… you need a good math teacher!

I was talking to my daughter the other day and she told me how her impression about mathematics improved after she entered the school here in Texas, compared with the school in Brazil. I asked her the reason and she told me that here in the USA the teacher has time to dedicate to the particular needs of the student, while in Brazil the teaching is automatic, rapid and unpersonalized, the teacher explains the subject, to the student remains to understand the subject or simply to skip understanding and focusing in the next subject.

Then I remembered what happened with myself at the school. I was blessed (or cursed) with an analytic mind. An example is the image I chose to illustrate this article. This is the so called Euler’s identity. The first time I saw it (probably at the Physics course) I could not understand why Euler bothered to express it.

If fact its proof is trivial (in my opinion), we have the identity

where x is read in radians.

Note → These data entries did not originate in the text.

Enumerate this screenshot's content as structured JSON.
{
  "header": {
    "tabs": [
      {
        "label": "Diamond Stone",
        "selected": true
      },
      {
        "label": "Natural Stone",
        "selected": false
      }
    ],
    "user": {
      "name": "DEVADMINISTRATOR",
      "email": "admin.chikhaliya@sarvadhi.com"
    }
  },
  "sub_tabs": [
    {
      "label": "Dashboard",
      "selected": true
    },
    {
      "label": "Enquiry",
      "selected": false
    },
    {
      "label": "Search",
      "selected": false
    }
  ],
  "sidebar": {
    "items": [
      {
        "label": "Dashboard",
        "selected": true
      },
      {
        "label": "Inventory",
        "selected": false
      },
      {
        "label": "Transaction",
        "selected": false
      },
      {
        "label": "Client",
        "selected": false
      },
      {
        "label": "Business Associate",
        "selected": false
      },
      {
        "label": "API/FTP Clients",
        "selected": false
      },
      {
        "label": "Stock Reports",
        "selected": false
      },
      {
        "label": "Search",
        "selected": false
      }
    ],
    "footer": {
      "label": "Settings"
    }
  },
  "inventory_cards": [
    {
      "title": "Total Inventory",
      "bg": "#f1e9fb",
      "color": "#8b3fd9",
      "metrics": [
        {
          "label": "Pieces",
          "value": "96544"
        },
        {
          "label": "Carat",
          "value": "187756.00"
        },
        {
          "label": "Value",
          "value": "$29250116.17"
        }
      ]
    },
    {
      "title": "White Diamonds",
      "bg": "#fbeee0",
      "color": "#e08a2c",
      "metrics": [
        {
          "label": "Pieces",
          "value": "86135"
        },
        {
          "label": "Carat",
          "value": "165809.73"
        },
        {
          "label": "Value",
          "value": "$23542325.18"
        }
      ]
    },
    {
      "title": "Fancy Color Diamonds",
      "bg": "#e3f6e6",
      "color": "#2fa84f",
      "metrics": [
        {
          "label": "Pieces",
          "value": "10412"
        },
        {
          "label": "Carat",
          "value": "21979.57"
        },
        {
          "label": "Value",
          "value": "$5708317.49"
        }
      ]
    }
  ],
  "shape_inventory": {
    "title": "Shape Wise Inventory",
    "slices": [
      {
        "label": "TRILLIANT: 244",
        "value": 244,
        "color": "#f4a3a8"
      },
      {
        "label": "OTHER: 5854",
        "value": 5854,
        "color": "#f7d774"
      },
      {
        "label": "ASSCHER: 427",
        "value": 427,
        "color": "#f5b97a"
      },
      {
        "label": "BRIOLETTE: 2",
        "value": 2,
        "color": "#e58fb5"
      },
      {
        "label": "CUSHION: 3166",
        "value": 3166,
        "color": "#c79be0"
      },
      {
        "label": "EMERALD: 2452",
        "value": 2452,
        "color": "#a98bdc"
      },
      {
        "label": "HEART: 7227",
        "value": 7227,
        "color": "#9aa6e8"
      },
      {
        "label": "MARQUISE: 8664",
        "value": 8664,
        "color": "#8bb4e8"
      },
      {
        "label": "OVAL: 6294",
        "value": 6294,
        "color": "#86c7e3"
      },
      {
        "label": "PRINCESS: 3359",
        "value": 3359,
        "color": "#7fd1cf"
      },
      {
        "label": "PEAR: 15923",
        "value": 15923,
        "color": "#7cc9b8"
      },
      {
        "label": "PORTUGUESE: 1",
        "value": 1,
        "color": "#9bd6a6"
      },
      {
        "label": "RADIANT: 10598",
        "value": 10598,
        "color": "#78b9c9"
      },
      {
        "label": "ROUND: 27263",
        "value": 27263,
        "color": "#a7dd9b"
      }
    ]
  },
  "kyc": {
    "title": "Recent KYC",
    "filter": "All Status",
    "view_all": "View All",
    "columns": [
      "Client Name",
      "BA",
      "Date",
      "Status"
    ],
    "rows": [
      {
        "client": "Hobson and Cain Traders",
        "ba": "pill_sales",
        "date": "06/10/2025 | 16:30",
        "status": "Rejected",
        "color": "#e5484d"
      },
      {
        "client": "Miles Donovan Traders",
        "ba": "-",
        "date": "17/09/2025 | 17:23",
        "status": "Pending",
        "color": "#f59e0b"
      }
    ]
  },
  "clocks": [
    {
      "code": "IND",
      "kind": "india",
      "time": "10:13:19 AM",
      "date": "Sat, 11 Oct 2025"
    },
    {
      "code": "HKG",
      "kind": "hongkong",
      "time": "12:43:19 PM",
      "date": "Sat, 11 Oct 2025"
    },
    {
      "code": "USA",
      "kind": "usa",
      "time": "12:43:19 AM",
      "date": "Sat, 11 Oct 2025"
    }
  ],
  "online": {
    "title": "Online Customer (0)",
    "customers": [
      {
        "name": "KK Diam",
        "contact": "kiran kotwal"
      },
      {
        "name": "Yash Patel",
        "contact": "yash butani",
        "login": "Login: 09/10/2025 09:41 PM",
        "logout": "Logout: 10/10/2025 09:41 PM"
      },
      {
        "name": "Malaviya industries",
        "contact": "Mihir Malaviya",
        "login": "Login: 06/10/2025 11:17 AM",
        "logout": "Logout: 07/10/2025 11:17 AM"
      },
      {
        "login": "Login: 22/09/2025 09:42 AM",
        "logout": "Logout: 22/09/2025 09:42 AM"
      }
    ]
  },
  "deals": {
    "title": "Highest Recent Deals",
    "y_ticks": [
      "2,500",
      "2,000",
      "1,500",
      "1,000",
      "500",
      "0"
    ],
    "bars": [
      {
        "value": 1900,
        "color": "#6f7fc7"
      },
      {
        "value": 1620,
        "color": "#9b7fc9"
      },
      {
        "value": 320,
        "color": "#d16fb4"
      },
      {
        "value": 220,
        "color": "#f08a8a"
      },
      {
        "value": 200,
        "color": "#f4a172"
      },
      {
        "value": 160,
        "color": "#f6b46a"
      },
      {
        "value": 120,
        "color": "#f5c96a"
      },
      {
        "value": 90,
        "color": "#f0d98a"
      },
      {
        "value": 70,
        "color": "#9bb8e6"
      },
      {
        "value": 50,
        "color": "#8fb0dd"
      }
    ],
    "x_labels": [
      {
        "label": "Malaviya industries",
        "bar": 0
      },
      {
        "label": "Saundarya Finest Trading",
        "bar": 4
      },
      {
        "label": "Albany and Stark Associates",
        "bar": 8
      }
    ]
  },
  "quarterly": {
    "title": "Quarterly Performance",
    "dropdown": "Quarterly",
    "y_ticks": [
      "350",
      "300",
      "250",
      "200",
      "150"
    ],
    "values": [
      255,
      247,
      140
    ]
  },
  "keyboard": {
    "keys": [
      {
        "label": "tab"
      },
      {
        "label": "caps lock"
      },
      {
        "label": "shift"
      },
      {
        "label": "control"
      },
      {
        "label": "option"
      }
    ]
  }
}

By simple inspection one observes that the value of this quantity at 180° is real and corresponds to +1, then, for me, the identity was equivalent to stating the 1 – 1 = 0, and if you state this to any person, he or she will say it is obvious. It took me about twenty years to appreciate what is considered an expression of the beauty of mathematics.

At the fundamental school, you will probably find it strange, I initially didn’t like mathematics. The reason, now I recognize, was because I was bored. Teaching mathematics in the fundamental school is a repetition process. Fact is that most persons don’t learn so easily the mechanistic ways of mathematics and this is achieved by solving a lot of identical exercises until this mechanistic process enters the kid’s brain by brute force.

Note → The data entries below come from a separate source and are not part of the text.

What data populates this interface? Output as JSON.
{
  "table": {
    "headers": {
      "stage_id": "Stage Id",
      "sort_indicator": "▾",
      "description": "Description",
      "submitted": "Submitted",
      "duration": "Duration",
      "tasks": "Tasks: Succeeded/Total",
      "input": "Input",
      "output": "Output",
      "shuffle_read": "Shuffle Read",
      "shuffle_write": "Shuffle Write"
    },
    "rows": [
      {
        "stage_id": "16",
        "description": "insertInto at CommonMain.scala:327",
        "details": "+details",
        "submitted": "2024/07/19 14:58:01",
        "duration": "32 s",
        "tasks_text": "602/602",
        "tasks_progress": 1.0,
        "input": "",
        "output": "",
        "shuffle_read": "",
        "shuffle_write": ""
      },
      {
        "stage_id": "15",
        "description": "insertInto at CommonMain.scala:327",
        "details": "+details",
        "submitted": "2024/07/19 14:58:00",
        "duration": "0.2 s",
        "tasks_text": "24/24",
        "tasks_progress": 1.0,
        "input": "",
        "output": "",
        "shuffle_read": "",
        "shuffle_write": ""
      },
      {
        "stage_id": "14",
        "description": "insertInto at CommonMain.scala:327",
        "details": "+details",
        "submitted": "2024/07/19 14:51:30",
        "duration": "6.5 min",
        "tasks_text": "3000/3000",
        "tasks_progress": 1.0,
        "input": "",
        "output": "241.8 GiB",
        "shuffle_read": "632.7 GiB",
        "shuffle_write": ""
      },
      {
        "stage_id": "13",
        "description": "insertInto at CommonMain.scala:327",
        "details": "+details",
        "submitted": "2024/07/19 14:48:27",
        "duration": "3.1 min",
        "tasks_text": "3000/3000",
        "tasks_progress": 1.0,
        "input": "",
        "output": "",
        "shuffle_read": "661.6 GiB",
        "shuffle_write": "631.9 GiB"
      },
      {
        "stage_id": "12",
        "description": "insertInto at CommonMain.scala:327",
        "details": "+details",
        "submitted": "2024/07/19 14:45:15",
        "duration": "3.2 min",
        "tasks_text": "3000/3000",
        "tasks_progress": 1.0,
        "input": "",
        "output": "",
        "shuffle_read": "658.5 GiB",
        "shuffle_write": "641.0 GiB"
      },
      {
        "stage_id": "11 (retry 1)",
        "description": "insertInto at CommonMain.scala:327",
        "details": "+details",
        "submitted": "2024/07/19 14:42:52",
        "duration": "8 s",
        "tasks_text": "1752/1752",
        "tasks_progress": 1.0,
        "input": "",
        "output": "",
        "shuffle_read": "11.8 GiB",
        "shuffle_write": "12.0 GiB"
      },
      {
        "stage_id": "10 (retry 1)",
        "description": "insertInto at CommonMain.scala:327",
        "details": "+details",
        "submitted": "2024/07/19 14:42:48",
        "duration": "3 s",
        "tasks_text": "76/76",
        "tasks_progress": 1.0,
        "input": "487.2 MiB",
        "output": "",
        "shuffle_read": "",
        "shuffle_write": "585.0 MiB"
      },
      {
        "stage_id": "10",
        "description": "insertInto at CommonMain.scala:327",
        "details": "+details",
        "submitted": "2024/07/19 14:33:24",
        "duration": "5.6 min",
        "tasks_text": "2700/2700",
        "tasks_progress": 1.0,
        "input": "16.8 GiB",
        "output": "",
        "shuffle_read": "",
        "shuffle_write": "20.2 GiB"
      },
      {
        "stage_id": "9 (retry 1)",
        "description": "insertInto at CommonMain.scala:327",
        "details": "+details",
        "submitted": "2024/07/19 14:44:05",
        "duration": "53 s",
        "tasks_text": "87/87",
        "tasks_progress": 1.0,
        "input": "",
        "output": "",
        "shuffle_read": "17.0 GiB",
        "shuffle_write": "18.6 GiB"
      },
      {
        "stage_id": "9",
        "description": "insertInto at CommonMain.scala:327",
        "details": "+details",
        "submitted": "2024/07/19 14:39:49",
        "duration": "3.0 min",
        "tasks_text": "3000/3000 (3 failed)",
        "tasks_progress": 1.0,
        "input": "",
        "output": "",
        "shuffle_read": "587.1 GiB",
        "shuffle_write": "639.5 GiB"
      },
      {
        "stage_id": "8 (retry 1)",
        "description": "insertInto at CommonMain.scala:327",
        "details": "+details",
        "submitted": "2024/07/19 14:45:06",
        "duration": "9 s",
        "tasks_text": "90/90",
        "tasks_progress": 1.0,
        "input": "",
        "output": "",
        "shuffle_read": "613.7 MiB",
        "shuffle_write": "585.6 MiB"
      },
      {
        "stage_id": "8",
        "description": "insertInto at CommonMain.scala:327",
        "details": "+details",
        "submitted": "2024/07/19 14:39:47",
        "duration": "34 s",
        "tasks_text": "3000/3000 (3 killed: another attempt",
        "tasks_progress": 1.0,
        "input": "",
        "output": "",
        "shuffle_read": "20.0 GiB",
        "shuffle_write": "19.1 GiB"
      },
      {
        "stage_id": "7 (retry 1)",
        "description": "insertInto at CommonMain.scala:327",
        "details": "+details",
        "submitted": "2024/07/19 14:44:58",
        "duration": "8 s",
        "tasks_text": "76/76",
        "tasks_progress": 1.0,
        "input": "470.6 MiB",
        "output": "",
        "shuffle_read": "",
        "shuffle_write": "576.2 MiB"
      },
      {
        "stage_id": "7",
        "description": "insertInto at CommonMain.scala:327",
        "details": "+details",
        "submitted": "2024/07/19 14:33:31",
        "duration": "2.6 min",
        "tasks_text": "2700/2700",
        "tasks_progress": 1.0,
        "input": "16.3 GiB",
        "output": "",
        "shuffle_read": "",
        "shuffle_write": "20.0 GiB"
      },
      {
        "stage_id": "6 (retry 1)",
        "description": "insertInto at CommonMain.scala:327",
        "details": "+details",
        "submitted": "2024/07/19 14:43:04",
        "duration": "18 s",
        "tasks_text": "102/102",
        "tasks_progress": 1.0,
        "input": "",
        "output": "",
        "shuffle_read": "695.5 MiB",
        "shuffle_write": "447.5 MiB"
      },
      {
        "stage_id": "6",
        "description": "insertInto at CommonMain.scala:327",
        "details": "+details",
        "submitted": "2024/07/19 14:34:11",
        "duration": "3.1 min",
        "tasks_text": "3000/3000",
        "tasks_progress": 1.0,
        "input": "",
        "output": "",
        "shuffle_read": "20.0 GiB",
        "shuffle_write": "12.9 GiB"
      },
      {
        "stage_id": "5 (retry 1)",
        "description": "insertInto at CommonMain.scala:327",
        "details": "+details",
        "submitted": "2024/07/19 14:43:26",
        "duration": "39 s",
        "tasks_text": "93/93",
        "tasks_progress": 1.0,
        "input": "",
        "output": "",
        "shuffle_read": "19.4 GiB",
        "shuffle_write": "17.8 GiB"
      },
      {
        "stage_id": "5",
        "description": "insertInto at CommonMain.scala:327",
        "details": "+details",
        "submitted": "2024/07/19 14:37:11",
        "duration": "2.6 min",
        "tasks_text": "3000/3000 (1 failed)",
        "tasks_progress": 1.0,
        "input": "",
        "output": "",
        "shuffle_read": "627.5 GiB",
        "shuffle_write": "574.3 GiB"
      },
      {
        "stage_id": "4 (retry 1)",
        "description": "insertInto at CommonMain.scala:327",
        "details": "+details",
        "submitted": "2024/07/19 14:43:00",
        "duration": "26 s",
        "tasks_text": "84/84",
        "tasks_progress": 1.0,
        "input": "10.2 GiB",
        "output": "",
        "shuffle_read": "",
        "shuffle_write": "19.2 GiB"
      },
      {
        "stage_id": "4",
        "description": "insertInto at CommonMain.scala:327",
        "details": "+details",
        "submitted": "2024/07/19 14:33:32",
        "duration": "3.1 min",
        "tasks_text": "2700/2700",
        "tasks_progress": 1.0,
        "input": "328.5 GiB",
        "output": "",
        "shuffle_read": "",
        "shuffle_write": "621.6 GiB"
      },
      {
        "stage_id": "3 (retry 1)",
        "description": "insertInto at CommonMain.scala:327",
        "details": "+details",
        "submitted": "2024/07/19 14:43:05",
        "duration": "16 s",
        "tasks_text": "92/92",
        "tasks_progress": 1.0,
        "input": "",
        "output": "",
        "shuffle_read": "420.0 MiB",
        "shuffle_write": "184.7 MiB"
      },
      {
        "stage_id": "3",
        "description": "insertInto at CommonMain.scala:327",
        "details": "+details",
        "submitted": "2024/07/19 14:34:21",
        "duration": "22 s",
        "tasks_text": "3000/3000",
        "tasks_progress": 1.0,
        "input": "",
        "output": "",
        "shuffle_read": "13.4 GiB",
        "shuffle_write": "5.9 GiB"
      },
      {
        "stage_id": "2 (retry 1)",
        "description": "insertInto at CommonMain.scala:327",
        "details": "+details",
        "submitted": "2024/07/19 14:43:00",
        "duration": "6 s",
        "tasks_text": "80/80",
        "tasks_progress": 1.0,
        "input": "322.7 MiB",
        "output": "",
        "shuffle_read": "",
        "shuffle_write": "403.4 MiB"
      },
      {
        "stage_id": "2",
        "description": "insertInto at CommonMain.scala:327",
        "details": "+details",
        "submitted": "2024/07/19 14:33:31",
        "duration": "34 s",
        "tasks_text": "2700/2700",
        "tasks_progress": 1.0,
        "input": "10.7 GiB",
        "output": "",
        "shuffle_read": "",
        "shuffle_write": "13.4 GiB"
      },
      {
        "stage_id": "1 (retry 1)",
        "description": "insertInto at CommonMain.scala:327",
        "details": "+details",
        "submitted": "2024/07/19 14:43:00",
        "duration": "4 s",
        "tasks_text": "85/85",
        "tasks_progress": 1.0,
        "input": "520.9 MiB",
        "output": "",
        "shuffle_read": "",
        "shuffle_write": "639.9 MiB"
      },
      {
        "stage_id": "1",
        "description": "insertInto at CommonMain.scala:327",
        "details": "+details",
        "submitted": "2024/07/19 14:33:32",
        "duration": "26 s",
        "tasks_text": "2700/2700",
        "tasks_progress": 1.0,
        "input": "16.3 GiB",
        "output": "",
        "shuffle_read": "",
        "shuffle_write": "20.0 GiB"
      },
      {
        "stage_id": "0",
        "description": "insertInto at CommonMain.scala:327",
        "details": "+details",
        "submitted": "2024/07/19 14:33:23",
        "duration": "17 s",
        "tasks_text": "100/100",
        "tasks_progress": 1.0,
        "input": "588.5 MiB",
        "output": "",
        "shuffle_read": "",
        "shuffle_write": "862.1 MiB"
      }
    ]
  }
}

This changed some time in the seventh grade by two fortuitous events.

First, during the winter pause (in Brazil our school winter pause corresponds roughly to the month of July), for some miracle, I decided to take a look at the math textbook to see in advance what would be the subject when the lecture resumed after the pause. I remember it was the solution to quadratic roots (the quadratic formula). I remember it contained a simple deduction (in one page) of the formula (it is the same found in the Wikipedia article), and I read that and understood. I found that marvelous, to understand why a formula was the way it was, and not only to learn the formula. Of course, I went happy to the first mathematics lecture after the pause, to show what I did learn by myself, only for the teacher (an Asian lady, I don’t recall her name) to say she would skip that part because it was unnecessary.

The next fortuitous event was a test for some school Olympiad we had in that year in Sao Paulo. As I told, I was bored with mathematics, as a consequence I rarely did my homework, and, of course, this resulted in bad grades at the tests, in particular I never got a 10 (maximum note) in any math tests ever. I was considered back then an “expert” in Geography. Then this test came, and we had to do it in all subjects, since this would be considered for the school grades. To my surprise, and to the surprise of anybody else in the classroom (and the teachers included) I scored a 10 in that test.

The two events taught me I could like mathematics. I didn’t recognize back then that the reason I disliked math before was because I had very bad teachers, or at least, access to very bad teaching methods. Today I realize this is the reason why so many peoples hate Mathematics. We should have more empathy with our children.